I am writing to protest the printing of yet another letter to the editor (“What if masks only protect us by 2 percent?” March 22) that is based on misinterpretation and mischaracterization of scientific studies. A misinterpretation that is exacerbated by the editor’s headline for the letter.

The referenced CDC report does not report the reduction in the number of COVID cases due to mask wearing or directly address the protection that is provided by wearing masks. The study examined the changes in “growth rates” of COVID cases and death rates in two cases: following the imposition of “mask mandates” and permission for on-site dining.

The study concludes that “Mask mandates were associated with statistically significant decreases in county-level daily COVID-19 case and death growth rates within 20 days of implementation.” It does not directly address in any measure the “chances of getting COVID-19” while wearing a mask — as was concluded in the letter to the editor and repeated in the headline. Given the effects of compounding in a rapidly transmitted disease, the decreases in “growth rates” following the mask mandates are significant.

The conclusion of the letter, that masks are “bad,” is unsupported by any information in the letter and is simply an unsupported opinion. That friendships and family relationships can be adversely affected over whether to wear a mask is unfortunately likely to be a fact.

I agree that “enough is enough.” For the next few months everyone should do the things in our control to slow the spread of the virus — wear masks where required, maintain social distancing and limit the size of gatherings. The philosopher Red Green hit the nail on the head in saying “I’m pulling for you. We’re all in this together.”
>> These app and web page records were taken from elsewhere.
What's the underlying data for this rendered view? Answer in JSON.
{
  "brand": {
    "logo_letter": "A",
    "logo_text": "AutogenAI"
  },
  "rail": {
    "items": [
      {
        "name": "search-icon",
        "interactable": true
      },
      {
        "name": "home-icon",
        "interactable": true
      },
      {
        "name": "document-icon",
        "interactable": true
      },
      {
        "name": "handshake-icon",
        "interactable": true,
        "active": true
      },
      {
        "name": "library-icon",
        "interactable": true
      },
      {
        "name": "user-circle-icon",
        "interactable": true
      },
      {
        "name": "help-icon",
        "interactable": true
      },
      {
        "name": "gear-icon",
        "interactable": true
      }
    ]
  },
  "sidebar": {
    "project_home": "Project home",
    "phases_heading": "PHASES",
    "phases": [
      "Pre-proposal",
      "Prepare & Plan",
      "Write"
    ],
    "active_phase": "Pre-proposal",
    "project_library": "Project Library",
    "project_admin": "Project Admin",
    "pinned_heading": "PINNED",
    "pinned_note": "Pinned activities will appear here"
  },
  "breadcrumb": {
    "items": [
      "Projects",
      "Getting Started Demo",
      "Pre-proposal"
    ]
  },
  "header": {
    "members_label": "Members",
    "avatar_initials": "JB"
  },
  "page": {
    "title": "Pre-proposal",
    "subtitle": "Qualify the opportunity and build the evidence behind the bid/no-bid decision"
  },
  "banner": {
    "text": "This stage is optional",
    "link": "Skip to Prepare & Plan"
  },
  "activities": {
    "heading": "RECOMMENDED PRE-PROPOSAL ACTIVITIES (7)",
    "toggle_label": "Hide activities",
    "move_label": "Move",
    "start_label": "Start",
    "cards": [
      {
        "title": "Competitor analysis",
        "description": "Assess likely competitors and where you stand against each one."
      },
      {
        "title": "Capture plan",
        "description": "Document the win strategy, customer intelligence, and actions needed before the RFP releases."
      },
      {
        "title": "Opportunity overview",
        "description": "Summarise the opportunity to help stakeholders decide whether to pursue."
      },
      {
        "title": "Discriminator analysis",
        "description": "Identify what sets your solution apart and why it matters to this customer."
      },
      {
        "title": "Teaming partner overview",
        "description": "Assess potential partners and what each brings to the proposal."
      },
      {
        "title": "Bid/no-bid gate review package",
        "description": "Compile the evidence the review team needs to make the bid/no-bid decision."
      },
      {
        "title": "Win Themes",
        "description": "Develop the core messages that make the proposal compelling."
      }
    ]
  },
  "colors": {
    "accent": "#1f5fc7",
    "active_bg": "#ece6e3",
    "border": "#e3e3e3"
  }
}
Many online providers have confronted the dilemmas in addressing misinterpretation, mischaracterizations and lies surrounding controversial issues that can lead directly to harm to our society. Apparently, this is not a topic that merits discussion among the members of The Sentinel editorial staff, because the newspaper continues to publish letters that are full of misinterpretations and misinformation. It is high time that The Sentinel editors established a higher standard for its letter writers, and perhaps engaged in some due diligence and fact checking prior to printing letters. A standard that seeks to advance our understanding of issues and potential actions by encouraging fact-based discussion of our differing viewpoints would be most welcome.